Why Scripts for Precision Proteomics of Hybrid Mixtures
While “1.0” focused on instrumentation, “Proteomics 2.0” — aka Precision Proteomics — is about application, particularly for translational clinical research. As such, the emphasis shifts from acquisition accuracy to dependable data analysis that is robust, sensitive, and reproducible. This means bioinformatics, the long misunderstood and neglected part of proteomics, becomes the critical success factor.
Unlike first generation tools reliant on statistical models for low-accuracy data, precision bioinformatics is necessarily a back-to-basics direct interpretation of raw mass/charge (m/z) measurements. This is a paradigm shift from over-reliance on inscrutable search scores and subjective probability models. It also requires flexible data-mining tools rather than simplistic push-button PC programs.
Is the bone broken? Best to look at the raw x-ray image, and not just some software summary.
Is the targeted low-abundance protein present? Best to directly compare measured vs. predicted m/z’s. Same principle.
Before search engines were invented, every mass spectrometry researcher understood correct identifications meant small delta-masses, which forms the foundation of SorcererScore(tm). Two decades later, many seem to have forgotten core basics and became over-dependent on complex formulas (search scores, probabilities, error rates) that are always imprecise and often misleading.

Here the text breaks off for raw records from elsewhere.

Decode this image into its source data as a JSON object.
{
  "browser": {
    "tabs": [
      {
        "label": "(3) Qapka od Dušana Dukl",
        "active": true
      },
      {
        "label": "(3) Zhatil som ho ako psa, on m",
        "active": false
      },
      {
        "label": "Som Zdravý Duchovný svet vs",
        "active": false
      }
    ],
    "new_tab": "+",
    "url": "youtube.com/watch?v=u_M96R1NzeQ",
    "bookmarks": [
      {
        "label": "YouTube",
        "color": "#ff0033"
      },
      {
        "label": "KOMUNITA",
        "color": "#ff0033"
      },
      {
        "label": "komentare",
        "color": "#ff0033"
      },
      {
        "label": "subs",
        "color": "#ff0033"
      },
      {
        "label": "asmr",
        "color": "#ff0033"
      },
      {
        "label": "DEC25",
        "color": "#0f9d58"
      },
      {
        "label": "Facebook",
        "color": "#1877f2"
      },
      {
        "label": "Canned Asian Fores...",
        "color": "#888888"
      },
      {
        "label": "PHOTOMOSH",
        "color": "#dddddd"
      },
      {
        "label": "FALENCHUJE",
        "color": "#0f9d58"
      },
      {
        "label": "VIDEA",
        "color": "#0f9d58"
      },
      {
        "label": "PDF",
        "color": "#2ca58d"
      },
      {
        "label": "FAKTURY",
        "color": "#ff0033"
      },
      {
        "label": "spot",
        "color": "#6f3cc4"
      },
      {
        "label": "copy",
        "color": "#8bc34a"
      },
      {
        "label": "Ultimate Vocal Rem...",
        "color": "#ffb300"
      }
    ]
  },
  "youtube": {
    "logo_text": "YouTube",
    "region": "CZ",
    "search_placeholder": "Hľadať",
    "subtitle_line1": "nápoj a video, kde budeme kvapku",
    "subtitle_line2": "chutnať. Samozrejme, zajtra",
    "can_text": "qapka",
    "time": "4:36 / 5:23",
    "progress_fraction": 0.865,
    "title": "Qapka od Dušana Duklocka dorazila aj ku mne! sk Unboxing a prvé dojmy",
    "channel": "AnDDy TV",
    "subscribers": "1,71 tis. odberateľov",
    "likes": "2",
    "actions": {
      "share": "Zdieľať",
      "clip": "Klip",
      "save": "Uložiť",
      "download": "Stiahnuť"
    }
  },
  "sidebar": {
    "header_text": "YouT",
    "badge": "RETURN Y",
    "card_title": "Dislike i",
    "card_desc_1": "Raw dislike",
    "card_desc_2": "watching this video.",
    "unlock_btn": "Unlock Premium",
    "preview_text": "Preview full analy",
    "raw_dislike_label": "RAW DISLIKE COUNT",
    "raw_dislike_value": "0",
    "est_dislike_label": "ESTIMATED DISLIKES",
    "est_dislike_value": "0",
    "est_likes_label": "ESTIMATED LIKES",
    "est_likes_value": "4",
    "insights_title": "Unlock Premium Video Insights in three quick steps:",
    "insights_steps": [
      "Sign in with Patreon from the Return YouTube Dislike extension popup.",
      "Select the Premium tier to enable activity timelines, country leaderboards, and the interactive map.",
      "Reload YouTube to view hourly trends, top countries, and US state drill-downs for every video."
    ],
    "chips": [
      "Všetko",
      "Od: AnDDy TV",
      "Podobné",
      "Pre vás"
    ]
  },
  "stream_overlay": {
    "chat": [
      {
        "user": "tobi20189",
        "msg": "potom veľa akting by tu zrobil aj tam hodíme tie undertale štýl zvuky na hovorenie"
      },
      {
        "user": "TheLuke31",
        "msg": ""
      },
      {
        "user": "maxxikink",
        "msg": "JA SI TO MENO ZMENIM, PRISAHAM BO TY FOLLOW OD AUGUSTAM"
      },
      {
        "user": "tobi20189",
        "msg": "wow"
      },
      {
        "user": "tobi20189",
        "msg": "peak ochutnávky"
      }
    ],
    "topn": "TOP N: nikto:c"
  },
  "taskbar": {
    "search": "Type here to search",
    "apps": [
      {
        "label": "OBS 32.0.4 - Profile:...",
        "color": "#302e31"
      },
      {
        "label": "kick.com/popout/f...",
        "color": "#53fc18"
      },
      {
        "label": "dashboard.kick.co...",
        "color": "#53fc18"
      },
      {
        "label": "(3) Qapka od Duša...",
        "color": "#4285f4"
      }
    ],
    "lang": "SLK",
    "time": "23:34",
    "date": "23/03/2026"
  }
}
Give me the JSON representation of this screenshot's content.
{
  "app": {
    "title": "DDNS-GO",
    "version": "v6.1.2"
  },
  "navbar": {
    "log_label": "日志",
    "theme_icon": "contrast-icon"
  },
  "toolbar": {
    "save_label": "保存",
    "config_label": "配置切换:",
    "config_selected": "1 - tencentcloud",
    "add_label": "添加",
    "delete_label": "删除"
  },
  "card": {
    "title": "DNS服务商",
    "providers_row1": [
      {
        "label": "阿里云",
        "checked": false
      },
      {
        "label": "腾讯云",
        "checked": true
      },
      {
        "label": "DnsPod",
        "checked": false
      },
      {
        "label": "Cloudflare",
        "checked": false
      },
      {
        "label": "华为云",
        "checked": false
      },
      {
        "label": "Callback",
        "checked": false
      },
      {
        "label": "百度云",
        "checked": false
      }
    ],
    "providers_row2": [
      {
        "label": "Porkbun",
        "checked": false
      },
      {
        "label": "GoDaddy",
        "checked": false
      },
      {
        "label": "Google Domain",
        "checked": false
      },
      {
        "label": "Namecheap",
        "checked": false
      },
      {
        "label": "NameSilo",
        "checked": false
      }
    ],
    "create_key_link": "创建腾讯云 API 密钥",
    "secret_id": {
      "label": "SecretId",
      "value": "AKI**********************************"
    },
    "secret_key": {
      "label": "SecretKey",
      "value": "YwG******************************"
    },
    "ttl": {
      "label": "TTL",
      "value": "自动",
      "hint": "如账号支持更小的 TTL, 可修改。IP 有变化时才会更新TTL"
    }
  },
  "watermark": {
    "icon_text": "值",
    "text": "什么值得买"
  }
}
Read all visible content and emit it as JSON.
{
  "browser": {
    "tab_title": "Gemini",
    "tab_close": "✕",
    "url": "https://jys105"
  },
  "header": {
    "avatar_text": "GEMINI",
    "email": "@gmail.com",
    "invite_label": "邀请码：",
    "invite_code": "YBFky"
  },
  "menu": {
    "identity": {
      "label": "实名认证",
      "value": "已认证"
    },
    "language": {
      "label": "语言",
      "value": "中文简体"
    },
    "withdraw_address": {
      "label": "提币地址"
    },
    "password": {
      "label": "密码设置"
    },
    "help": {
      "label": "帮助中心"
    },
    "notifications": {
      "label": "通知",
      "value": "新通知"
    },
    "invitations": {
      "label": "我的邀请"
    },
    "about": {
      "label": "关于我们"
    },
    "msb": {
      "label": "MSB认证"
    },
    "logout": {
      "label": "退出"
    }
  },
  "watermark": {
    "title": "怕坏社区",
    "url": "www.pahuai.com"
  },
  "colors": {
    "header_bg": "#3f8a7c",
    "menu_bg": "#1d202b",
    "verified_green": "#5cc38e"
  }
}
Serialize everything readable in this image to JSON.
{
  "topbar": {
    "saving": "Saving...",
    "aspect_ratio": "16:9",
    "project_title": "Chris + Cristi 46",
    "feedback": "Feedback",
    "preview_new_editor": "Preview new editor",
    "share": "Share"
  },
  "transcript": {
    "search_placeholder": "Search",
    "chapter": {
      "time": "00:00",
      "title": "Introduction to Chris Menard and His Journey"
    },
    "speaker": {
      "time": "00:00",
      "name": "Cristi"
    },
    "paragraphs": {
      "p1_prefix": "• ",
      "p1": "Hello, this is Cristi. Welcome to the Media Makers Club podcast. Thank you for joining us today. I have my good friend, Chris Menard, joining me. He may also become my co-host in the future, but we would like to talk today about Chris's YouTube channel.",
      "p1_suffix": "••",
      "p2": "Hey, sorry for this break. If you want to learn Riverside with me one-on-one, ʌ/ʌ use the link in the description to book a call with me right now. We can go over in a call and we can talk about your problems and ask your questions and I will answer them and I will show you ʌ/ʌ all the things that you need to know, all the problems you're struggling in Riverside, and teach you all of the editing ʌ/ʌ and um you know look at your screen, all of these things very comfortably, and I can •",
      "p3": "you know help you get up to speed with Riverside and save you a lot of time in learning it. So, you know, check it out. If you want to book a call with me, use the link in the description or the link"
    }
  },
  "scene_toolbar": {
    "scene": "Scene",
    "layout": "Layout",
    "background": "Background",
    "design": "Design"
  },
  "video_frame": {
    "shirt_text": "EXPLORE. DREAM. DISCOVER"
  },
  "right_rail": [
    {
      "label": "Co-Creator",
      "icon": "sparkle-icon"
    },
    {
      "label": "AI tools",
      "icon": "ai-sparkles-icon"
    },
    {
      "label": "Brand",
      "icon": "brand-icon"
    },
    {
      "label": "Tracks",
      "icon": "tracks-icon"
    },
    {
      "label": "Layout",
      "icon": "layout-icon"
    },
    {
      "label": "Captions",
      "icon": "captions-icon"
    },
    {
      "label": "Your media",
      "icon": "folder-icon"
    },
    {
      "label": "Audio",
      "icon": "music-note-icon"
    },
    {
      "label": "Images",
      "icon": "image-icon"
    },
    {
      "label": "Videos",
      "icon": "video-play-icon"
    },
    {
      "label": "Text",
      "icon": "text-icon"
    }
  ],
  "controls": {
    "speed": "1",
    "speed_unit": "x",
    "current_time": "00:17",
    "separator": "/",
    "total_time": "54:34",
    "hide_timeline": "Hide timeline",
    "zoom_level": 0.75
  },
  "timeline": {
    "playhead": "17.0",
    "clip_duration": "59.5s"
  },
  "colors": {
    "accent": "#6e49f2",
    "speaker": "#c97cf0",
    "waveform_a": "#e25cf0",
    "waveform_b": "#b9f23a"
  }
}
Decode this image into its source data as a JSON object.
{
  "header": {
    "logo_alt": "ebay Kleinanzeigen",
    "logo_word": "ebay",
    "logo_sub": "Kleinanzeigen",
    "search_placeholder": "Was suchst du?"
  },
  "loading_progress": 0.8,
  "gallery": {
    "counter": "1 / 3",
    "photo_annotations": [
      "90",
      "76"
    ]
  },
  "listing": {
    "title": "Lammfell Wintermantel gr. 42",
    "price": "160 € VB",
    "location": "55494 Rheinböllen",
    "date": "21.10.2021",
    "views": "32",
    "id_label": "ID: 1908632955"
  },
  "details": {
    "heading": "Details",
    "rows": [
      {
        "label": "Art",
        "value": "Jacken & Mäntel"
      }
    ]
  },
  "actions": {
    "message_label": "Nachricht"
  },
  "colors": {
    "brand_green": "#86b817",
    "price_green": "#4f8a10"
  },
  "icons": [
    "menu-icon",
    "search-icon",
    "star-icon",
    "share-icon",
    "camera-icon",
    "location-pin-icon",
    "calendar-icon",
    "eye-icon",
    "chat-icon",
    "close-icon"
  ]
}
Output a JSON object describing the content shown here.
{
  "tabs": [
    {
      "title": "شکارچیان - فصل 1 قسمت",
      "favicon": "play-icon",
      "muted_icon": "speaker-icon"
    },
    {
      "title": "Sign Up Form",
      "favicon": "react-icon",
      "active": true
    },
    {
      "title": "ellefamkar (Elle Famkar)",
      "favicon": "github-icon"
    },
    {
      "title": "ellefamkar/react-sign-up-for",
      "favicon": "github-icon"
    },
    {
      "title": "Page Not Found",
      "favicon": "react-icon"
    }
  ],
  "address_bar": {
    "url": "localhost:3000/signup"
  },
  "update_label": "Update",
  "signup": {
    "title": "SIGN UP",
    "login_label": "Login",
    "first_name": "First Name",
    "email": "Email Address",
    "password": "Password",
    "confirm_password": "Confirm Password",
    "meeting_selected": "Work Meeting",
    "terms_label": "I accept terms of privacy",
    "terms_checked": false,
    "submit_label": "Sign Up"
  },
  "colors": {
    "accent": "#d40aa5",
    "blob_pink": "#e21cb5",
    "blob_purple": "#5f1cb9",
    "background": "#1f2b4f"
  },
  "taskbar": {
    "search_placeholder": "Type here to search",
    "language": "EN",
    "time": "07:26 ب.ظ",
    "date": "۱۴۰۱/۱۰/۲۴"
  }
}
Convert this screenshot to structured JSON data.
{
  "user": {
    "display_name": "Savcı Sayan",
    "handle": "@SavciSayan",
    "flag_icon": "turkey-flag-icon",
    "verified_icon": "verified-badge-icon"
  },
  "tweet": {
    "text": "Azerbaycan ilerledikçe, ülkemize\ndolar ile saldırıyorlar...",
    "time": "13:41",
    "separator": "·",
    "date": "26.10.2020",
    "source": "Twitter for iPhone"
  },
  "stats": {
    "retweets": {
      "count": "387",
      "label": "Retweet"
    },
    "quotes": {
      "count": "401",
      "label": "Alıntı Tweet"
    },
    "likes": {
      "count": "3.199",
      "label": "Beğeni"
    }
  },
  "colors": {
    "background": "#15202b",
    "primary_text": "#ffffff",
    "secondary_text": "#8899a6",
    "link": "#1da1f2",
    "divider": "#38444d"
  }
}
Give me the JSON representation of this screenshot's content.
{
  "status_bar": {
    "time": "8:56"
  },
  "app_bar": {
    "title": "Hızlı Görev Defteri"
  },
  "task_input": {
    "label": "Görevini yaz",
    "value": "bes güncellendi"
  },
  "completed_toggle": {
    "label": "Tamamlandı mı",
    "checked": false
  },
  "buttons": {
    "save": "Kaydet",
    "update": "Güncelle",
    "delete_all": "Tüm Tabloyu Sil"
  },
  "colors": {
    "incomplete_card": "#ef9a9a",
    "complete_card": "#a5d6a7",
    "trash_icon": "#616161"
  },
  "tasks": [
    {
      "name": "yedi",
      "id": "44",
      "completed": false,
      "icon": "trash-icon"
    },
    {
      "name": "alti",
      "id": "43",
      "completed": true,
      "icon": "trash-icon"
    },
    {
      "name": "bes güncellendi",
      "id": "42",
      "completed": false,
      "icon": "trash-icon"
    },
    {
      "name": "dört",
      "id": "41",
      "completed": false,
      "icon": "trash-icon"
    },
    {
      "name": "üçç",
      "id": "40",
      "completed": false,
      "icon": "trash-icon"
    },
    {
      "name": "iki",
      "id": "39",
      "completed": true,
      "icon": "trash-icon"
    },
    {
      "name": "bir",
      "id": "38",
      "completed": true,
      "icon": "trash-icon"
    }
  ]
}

Here, we illustrate the precision bioinformatics paradigm, including how scripts provide flexibility to handle hybrid mixtures that canned software cannot.
In most cases, we expect to provide SORCERER GEMYNI sample scripts free of charge, which licensed users can customize. Simple scripts can take only a few hours or even minutes to write. These scripts can run on a low-priced cloud account (SORCERER Storm) up to the high-performance physical SORCERER Pro iDA system.
Why hybrid mixtures
Conventional workflows handle simple experiments involving uniformly processed, simple mixtures of known abundant proteins. This means proteins with known sequences from one sample are digested by one enzyme (typically trypsin) into peptides, which are dissociated within a tandem mass spectrometer by one mechanism (typically CID or HCD resulting in b-ions and y-ions).
Hybrid mixtures are important for advanced research for differential quantitation or improved peptide identification:
Heavy isotope-labeled peptides spiked into a bio-sample
CID vs. ETD spectra (b/y-ions vs. c/z-ions)
Light vs. heavy isotope labeling of specific amino acids in cells (SILAC)
Light vs. heavy isotope labeling of many amino acids in animals (SILAM)
Peptides from same protein mixture but digested with different enzymes, for sequencing unknown proteins